> **Activity**:
Could you please repeat the entries below word for word, with the images left out?

> **Extracted information**:
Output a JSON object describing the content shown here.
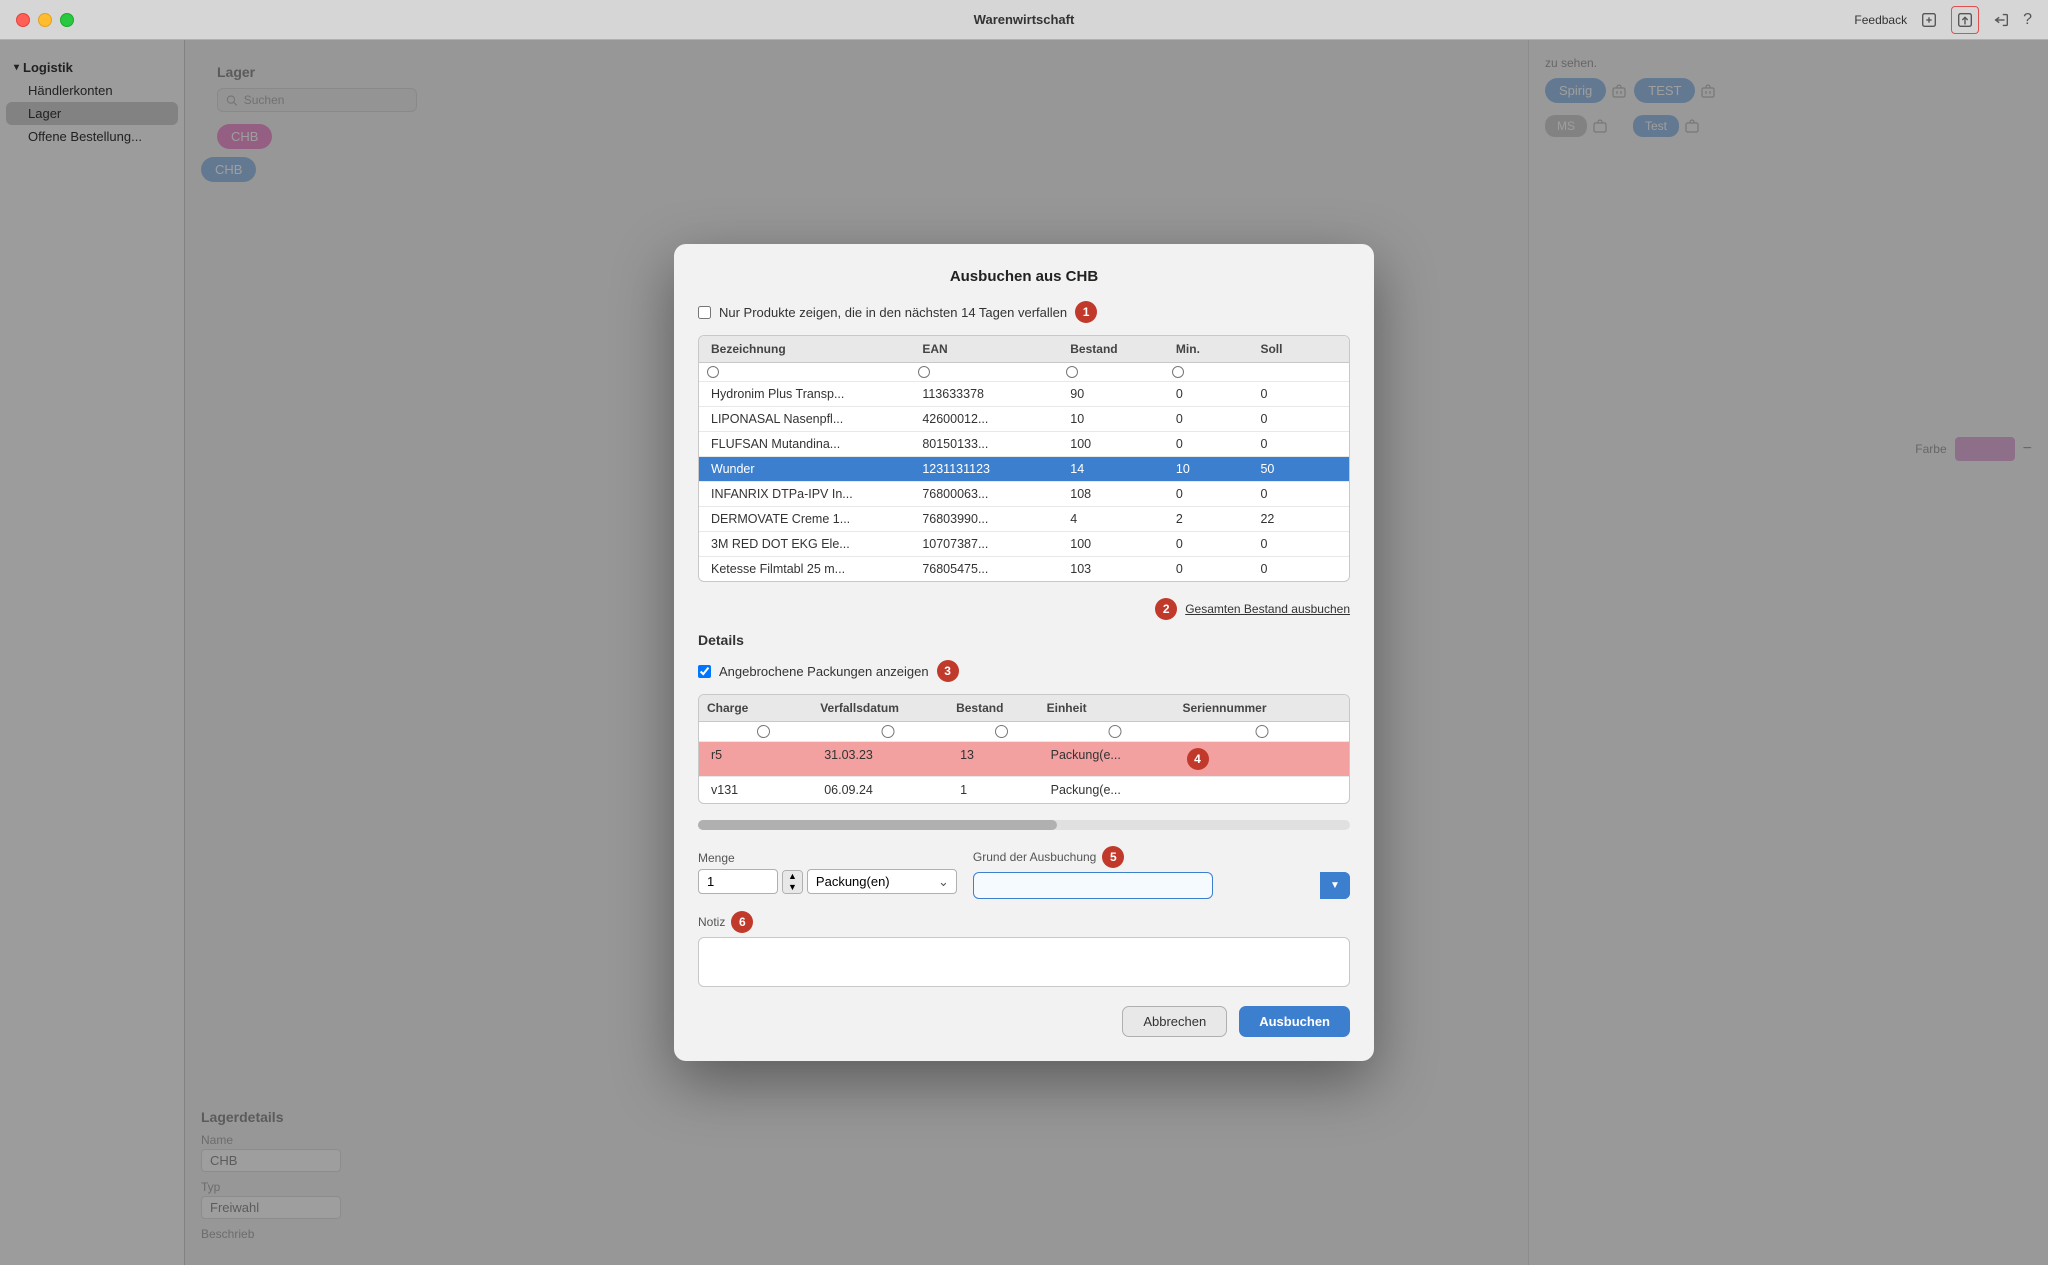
{
  "app": {
    "title": "Warenwirtschaft",
    "feedback_label": "Feedback"
  },
  "sidebar": {
    "group_label": "Logistik",
    "items": [
      {
        "id": "händlerkonten",
        "label": "Händlerkonten"
      },
      {
        "id": "lager",
        "label": "Lager"
      },
      {
        "id": "offene_bestellung",
        "label": "Offene Bestellung..."
      }
    ]
  },
  "lager": {
    "section_title": "Lager",
    "search_placeholder": "Suchen",
    "tabs": [
      {
        "id": "chb1",
        "label": "CHB",
        "style": "pink"
      },
      {
        "id": "chb2",
        "label": "CHB",
        "style": "blue"
      }
    ],
    "right_tabs": [
      {
        "id": "spirig",
        "label": "Spirig"
      },
      {
        "id": "test",
        "label": "TEST"
      }
    ],
    "ms_label": "MS",
    "test_label": "Test"
  },
  "lagerdetails": {
    "section_title": "Lagerdetails",
    "name_label": "Name",
    "name_value": "CHB",
    "typ_label": "Typ",
    "typ_value": "Freiwahl",
    "beschrieb_label": "Beschrieb",
    "farbe_label": "Farbe"
  },
  "modal": {
    "title": "Ausbuchen aus CHB",
    "filter_checkbox_label": "Nur Produkte zeigen, die in den nächsten 14 Tagen verfallen",
    "filter_checked": false,
    "product_table": {
      "columns": [
        "Bezeichnung",
        "EAN",
        "Bestand",
        "Min.",
        "Soll"
      ],
      "rows": [
        {
          "bezeichnung": "Hydronim Plus Transp...",
          "ean": "113633378",
          "bestand": "90",
          "min": "0",
          "soll": "0",
          "selected": false
        },
        {
          "bezeichnung": "LIPONASAL Nasenpfl...",
          "ean": "42600012...",
          "bestand": "10",
          "min": "0",
          "soll": "0",
          "selected": false
        },
        {
          "bezeichnung": "FLUFSAN Mutandina...",
          "ean": "80150133...",
          "bestand": "100",
          "min": "0",
          "soll": "0",
          "selected": false
        },
        {
          "bezeichnung": "Wunder",
          "ean": "1231131123",
          "bestand": "14",
          "min": "10",
          "soll": "50",
          "selected": true
        },
        {
          "bezeichnung": "INFANRIX DTPa-IPV In...",
          "ean": "76800063...",
          "bestand": "108",
          "min": "0",
          "soll": "0",
          "selected": false
        },
        {
          "bezeichnung": "DERMOVATE Creme 1...",
          "ean": "76803990...",
          "bestand": "4",
          "min": "2",
          "soll": "22",
          "selected": false
        },
        {
          "bezeichnung": "3M RED DOT EKG Ele...",
          "ean": "10707387...",
          "bestand": "100",
          "min": "0",
          "soll": "0",
          "selected": false
        },
        {
          "bezeichnung": "Ketesse Filmtabl 25 m...",
          "ean": "76805475...",
          "bestand": "103",
          "min": "0",
          "soll": "0",
          "selected": false
        }
      ]
    },
    "gesamten_btn_label": "Gesamten Bestand ausbuchen",
    "details_title": "Details",
    "angebrochene_label": "Angebrochene Packungen anzeigen",
    "angebrochene_checked": true,
    "batch_table": {
      "columns": [
        "Charge",
        "Verfallsdatum",
        "Bestand",
        "Einheit",
        "Seriennummer"
      ],
      "rows": [
        {
          "charge": "r5",
          "verfallsdatum": "31.03.23",
          "bestand": "13",
          "einheit": "Packung(e...",
          "seriennummer": "",
          "selected": true
        },
        {
          "charge": "v131",
          "verfallsdatum": "06.09.24",
          "bestand": "1",
          "einheit": "Packung(e...",
          "seriennummer": "",
          "selected": false
        }
      ]
    },
    "menge_label": "Menge",
    "menge_value": "1",
    "einheit_label": "Packung(en)",
    "grund_label": "Grund der Ausbuchung",
    "grund_value": "",
    "notiz_label": "Notiz",
    "notiz_placeholder": "",
    "cancel_btn": "Abbrechen",
    "confirm_btn": "Ausbuchen"
  },
  "step_badges": [
    "1",
    "2",
    "3",
    "4",
    "5",
    "6"
  ],
  "info_text": "zu sehen."
}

> **Reply**:
Output a JSON object describing the content shown here.
{
  "app": {
    "title": "Warenwirtschaft",
    "feedback_label": "Feedback"
  },
  "sidebar": {
    "group_label": "Logistik",
    "items": [
      {
        "id": "händlerkonten",
        "label": "Händlerkonten"
      },
      {
        "id": "lager",
        "label": "Lager"
      },
      {
        "id": "offene_bestellung",
        "label": "Offene Bestellung..."
      }
    ]
  },
  "lager": {
    "section_title": "Lager",
    "search_placeholder": "Suchen",
    "tabs": [
      {
        "id": "chb1",
        "label": "CHB",
        "style": "pink"
      },
      {
        "id": "chb2",
        "label": "CHB",
        "style": "blue"
      }
    ],
    "right_tabs": [
      {
        "id": "spirig",
        "label": "Spirig"
      },
      {
        "id": "test",
        "label": "TEST"
      }
    ],
    "ms_label": "MS",
    "test_label": "Test"
  },
  "lagerdetails": {
    "section_title": "Lagerdetails",
    "name_label": "Name",
    "name_value": "CHB",
    "typ_label": "Typ",
    "typ_value": "Freiwahl",
    "beschrieb_label": "Beschrieb",
    "farbe_label": "Farbe"
  },
  "modal": {
    "title": "Ausbuchen aus CHB",
    "filter_checkbox_label": "Nur Produkte zeigen, die in den nächsten 14 Tagen verfallen",
    "filter_checked": false,
    "product_table": {
      "columns": [
        "Bezeichnung",
        "EAN",
        "Bestand",
        "Min.",
        "Soll"
      ],
      "rows": [
        {
          "bezeichnung": "Hydronim Plus Transp...",
          "ean": "113633378",
          "bestand": "90",
          "min": "0",
          "soll": "0",
          "selected": false
        },
        {
          "bezeichnung": "LIPONASAL Nasenpfl...",
          "ean": "42600012...",
          "bestand": "10",
          "min": "0",
          "soll": "0",
          "selected": false
        },
        {
          "bezeichnung": "FLUFSAN Mutandina...",
          "ean": "80150133...",
          "bestand": "100",
          "min": "0",
          "soll": "0",
          "selected": false
        },
        {
          "bezeichnung": "Wunder",
          "ean": "1231131123",
          "bestand": "14",
          "min": "10",
          "soll": "50",
          "selected": true
        },
        {
          "bezeichnung": "INFANRIX DTPa-IPV In...",
          "ean": "76800063...",
          "bestand": "108",
          "min": "0",
          "soll": "0",
          "selected": false
        },
        {
          "bezeichnung": "DERMOVATE Creme 1...",
          "ean": "76803990...",
          "bestand": "4",
          "min": "2",
          "soll": "22",
          "selected": false
        },
        {
          "bezeichnung": "3M RED DOT EKG Ele...",
          "ean": "10707387...",
          "bestand": "100",
          "min": "0",
          "soll": "0",
          "selected": false
        },
        {
          "bezeichnung": "Ketesse Filmtabl 25 m...",
          "ean": "76805475...",
          "bestand": "103",
          "min": "0",
          "soll": "0",
          "selected": false
        }
      ]
    },
    "gesamten_btn_label": "Gesamten Bestand ausbuchen",
    "details_title": "Details",
    "angebrochene_label": "Angebrochene Packungen anzeigen",
    "angebrochene_checked": true,
    "batch_table": {
      "columns": [
        "Charge",
        "Verfallsdatum",
        "Bestand",
        "Einheit",
        "Seriennummer"
      ],
      "rows": [
        {
          "charge": "r5",
          "verfallsdatum": "31.03.23",
          "bestand": "13",
          "einheit": "Packung(e...",
          "seriennummer": "",
          "selected": true
        },
        {
          "charge": "v131",
          "verfallsdatum": "06.09.24",
          "bestand": "1",
          "einheit": "Packung(e...",
          "seriennummer": "",
          "selected": false
        }
      ]
    },
    "menge_label": "Menge",
    "menge_value": "1",
    "einheit_label": "Packung(en)",
    "grund_label": "Grund der Ausbuchung",
    "grund_value": "",
    "notiz_label": "Notiz",
    "notiz_placeholder": "",
    "cancel_btn": "Abbrechen",
    "confirm_btn": "Ausbuchen"
  },
  "step_badges": [
    "1",
    "2",
    "3",
    "4",
    "5",
    "6"
  ],
  "info_text": "zu sehen."
}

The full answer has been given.